#### What you are asked to do:
In the records below, some lines contain the word "Friends". Copy each of them.

──────────

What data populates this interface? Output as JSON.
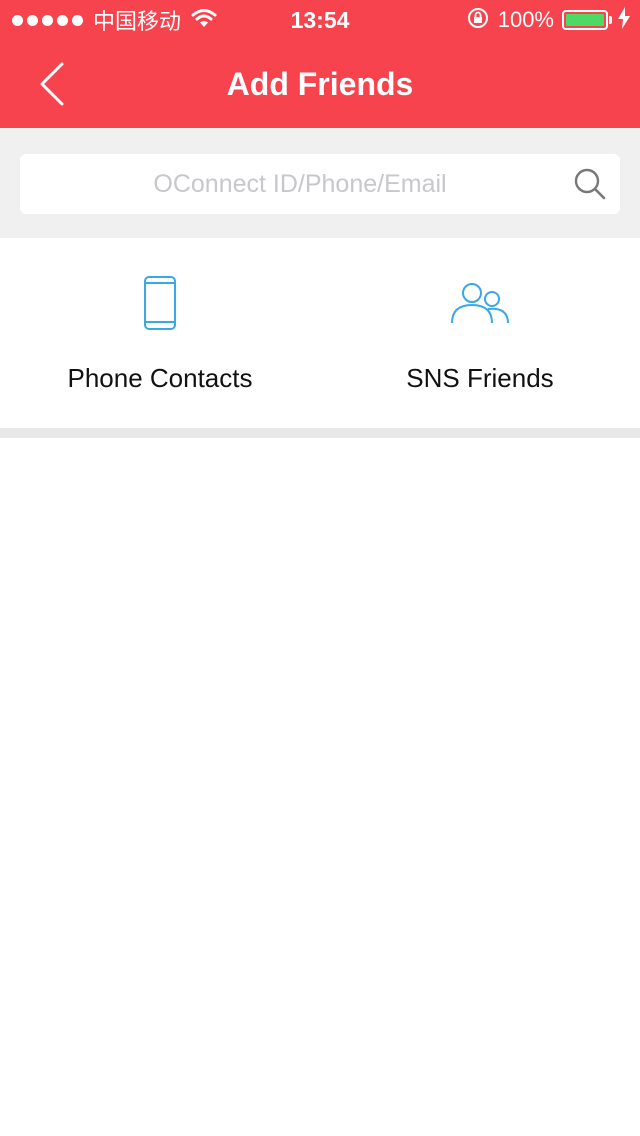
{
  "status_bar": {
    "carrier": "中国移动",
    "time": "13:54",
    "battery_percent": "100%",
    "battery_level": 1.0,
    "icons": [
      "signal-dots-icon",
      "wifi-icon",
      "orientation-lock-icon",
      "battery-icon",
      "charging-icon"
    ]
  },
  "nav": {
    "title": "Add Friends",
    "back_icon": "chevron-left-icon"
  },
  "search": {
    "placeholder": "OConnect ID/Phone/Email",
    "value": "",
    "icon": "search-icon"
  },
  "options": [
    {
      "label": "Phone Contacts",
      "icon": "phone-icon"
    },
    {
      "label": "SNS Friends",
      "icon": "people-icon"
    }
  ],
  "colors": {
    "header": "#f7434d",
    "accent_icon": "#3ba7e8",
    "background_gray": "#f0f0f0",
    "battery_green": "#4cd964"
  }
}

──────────

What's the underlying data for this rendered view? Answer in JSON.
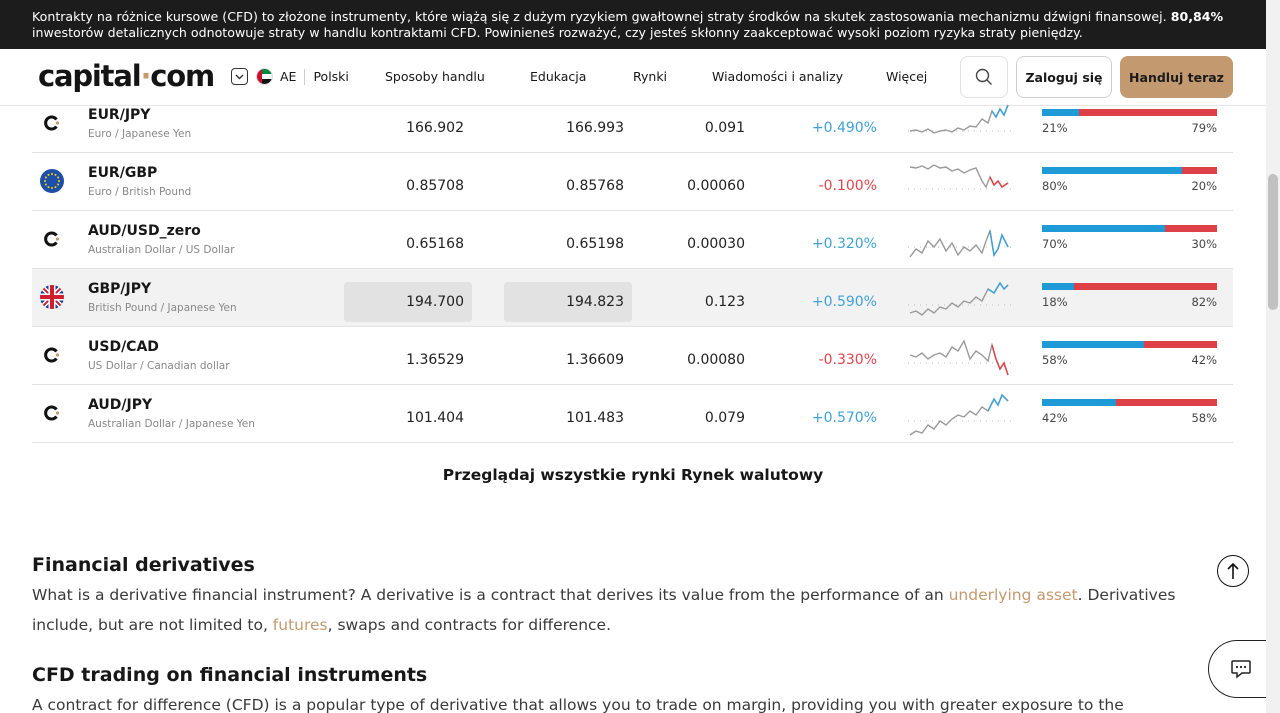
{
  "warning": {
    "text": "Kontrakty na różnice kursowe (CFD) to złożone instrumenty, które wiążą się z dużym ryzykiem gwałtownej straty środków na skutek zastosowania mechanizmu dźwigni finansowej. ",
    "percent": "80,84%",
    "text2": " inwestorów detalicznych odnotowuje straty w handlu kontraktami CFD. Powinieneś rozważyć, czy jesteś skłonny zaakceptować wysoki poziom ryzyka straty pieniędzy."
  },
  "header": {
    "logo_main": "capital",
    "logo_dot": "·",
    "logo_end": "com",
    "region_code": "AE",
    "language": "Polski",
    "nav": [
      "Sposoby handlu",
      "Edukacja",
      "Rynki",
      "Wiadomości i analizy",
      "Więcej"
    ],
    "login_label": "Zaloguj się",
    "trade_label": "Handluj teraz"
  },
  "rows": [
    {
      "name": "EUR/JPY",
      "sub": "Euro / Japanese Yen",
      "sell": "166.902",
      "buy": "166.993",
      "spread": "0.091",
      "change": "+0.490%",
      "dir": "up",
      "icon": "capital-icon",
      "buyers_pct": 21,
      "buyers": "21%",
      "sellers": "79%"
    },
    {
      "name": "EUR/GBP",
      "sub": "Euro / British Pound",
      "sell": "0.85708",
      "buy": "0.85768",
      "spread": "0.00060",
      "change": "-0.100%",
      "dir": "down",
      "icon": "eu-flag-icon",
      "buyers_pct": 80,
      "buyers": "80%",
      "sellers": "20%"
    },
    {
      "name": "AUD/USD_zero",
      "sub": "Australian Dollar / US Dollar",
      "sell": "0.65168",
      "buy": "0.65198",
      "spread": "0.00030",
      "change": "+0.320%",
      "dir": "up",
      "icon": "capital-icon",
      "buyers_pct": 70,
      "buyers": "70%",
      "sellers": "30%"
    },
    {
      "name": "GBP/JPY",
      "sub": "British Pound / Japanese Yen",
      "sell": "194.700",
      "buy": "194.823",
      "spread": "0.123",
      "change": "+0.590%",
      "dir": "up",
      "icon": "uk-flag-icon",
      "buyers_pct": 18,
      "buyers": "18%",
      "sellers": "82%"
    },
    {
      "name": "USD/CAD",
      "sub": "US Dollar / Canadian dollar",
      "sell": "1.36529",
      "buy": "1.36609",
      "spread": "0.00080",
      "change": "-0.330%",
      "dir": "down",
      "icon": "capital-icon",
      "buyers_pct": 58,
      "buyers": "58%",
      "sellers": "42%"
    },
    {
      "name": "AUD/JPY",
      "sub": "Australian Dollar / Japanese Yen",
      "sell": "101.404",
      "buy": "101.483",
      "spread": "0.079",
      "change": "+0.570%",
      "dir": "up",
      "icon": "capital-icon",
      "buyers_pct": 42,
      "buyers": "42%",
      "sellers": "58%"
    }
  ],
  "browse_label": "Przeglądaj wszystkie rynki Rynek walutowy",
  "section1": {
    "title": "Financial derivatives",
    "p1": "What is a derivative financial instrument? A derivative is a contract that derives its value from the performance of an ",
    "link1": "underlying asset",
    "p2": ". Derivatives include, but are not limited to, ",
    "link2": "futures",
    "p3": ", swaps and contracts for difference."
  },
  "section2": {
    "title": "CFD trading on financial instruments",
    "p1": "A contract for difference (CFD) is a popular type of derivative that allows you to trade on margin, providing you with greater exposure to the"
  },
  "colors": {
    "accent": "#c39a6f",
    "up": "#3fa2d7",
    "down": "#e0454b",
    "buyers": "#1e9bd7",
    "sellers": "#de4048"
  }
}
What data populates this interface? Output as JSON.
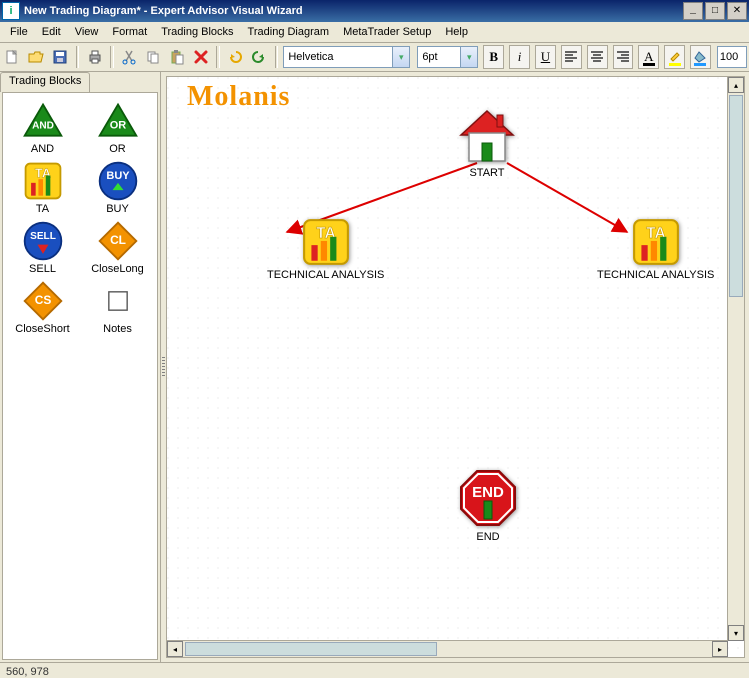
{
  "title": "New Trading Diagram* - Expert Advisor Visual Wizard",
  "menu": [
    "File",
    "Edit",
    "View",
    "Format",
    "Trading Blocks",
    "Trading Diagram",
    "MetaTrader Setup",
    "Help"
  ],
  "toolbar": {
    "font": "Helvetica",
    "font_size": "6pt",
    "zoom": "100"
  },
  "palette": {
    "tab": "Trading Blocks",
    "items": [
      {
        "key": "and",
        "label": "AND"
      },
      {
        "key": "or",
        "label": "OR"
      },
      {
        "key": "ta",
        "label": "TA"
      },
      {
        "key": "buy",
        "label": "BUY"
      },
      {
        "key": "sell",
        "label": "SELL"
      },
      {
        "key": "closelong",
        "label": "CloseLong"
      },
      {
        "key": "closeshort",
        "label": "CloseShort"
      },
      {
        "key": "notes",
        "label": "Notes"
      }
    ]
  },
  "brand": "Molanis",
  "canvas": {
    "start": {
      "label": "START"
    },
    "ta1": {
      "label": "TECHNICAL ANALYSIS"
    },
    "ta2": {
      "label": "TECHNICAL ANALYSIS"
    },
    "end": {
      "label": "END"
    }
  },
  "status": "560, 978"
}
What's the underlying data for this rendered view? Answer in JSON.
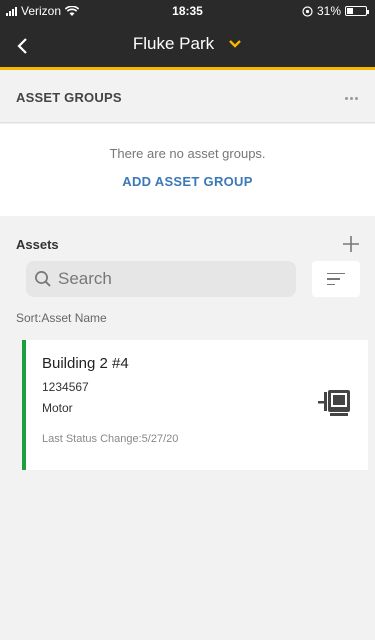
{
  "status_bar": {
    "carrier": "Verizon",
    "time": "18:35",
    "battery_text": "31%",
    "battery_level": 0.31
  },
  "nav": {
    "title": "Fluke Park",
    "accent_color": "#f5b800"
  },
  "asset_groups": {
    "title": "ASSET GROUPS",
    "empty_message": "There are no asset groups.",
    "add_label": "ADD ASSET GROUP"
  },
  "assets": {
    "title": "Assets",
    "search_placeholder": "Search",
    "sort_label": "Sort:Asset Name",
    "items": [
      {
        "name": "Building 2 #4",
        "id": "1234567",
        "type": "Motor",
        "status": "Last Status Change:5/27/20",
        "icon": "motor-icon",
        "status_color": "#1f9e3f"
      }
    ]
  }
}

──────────

#### Result:
    "title": "Add Friends",
      "label": "SNS Friends",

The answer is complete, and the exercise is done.